Saudi Arabia's market falls to the lowest point since June 2010 as retail and institutional investors exit positions amid spreading Mena political dissent
Saudi index declines as unrest continues to rattle investors
Saudi Arabia's stock market fell to its lowest in eight months as international and retail investors sold stock amid social unrest spreading in the Mena region.
The kingdom's Tadawul, the Arab world's largest stock index, slipped 5 per cent to 5,950.64 points yesterday — the first day of trading in Saudi Arabia this week.
The market was closed on Saturday in honour of King Abdullah's return home after medical treatment abroad.
Analysts said the selling was partly driven by news that unrest had broken out in Oman, with protesters and security forces clashing in Sohar, a city 200km north of Muscat, the capital.
"The market declined at big volumes. This means there is someone on the other side of the trade buying," said Ahmed Alqahtani, an analyst at NCB Capital in Saudi Arabia.
Mr Alqahtani said Saudi institutions were more likely than retail and foreign institutional investors to buy stock.
Volumes on the Tadawul was nearly 5 billion, "very big" compared with historical levels in the past year, Mr Alqahtani said.
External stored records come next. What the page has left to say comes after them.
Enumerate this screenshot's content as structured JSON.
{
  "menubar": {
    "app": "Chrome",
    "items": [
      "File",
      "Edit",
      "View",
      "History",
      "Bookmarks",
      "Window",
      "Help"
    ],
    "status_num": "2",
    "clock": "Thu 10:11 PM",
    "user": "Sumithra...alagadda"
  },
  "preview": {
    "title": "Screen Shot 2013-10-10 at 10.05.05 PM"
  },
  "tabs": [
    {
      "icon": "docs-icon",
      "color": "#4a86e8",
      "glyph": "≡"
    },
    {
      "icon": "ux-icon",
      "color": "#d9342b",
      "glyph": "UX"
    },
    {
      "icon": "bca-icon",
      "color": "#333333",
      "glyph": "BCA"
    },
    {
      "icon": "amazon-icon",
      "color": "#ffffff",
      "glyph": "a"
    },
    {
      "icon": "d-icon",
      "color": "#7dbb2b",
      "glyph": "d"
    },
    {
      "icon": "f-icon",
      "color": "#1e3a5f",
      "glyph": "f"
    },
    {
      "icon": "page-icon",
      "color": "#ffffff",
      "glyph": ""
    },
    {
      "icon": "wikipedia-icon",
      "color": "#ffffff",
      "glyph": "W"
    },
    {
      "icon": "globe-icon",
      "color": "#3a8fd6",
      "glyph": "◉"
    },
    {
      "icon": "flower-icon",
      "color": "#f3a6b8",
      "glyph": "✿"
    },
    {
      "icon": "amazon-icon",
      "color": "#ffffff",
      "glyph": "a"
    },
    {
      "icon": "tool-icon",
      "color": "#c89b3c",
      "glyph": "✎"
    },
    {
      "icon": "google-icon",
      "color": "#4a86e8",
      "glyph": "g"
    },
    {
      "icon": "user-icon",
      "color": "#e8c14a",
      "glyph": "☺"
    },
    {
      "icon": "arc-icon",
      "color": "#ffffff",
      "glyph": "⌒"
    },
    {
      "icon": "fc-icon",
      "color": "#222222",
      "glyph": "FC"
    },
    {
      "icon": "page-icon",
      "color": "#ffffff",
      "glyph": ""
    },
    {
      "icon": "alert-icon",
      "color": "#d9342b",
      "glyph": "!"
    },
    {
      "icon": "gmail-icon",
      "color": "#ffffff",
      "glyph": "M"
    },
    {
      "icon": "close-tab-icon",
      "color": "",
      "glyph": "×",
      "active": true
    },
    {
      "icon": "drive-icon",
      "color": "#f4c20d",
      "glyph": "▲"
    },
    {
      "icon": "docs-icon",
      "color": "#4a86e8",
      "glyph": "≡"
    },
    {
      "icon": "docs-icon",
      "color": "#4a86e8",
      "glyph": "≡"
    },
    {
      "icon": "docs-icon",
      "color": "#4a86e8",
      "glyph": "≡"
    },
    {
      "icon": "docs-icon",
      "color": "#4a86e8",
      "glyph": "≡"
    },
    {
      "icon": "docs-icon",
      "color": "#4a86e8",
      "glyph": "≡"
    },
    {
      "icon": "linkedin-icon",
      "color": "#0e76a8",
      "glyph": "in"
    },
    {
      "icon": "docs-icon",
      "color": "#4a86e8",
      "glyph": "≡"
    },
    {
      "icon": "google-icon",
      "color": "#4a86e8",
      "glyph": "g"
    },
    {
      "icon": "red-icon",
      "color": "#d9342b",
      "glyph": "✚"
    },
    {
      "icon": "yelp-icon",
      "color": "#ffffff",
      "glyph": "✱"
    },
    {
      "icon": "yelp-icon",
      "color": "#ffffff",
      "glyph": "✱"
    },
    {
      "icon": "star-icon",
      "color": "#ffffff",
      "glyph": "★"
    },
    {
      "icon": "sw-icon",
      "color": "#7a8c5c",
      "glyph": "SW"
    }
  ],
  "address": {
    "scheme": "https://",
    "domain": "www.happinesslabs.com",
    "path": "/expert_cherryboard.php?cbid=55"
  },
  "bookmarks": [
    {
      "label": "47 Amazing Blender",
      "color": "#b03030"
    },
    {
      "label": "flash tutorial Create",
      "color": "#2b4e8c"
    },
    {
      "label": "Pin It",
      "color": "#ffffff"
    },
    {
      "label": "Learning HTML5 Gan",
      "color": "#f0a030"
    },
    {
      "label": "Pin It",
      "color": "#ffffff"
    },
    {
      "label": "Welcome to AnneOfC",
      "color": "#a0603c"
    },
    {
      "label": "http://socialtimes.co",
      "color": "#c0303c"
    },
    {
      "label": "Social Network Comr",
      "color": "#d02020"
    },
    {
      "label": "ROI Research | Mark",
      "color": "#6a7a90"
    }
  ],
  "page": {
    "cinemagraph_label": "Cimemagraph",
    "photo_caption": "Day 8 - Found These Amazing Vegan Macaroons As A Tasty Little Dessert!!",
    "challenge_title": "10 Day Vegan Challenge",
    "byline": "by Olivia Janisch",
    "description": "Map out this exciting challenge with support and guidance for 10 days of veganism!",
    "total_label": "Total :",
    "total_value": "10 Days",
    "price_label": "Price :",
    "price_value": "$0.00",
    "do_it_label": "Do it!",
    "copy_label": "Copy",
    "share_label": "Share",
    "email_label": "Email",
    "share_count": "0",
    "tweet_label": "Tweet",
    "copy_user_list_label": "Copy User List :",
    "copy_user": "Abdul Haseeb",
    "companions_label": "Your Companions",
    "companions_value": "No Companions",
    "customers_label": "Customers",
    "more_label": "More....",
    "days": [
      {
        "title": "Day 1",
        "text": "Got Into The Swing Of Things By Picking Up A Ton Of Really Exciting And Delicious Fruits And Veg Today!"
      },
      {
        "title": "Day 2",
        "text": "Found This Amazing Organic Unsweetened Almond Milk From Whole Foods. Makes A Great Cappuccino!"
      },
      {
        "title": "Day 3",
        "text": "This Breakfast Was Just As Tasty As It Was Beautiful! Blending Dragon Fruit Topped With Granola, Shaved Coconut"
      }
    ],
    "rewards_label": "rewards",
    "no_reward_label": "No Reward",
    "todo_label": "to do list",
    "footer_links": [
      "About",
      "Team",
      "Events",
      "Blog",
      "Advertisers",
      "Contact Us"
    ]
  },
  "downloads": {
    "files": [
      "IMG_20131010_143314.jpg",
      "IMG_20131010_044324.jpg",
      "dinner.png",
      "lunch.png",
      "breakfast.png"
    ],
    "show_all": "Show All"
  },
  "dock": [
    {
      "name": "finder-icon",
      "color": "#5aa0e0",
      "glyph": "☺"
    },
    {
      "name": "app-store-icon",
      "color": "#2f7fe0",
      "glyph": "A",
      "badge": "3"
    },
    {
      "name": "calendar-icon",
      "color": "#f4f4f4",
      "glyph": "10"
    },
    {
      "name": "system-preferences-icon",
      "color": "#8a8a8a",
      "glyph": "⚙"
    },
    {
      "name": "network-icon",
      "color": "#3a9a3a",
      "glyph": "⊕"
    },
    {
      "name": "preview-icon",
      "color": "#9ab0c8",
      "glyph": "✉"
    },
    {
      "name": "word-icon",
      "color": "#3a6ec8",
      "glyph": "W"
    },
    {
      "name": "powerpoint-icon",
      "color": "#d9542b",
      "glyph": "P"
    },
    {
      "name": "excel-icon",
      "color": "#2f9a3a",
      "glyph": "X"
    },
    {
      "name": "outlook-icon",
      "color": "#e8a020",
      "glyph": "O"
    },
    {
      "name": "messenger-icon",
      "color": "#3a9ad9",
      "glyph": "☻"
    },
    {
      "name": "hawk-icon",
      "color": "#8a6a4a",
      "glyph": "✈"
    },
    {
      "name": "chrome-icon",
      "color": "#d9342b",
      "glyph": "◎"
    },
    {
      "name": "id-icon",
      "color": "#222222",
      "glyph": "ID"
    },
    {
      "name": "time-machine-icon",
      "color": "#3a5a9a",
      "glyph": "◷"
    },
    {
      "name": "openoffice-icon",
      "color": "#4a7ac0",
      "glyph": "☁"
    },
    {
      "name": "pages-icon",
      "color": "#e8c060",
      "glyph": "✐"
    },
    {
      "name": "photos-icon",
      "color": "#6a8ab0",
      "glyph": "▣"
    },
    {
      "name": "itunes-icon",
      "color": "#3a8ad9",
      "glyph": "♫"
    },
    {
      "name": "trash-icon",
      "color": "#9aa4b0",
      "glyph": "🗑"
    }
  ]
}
The Egyptian Exchange is to reopen tomorrow after being closed for a month, Bloomberg News reported. The exchange was closed after a 16 per cent drop during the protests that eventually ousted Hosni Mubarak from the presidency.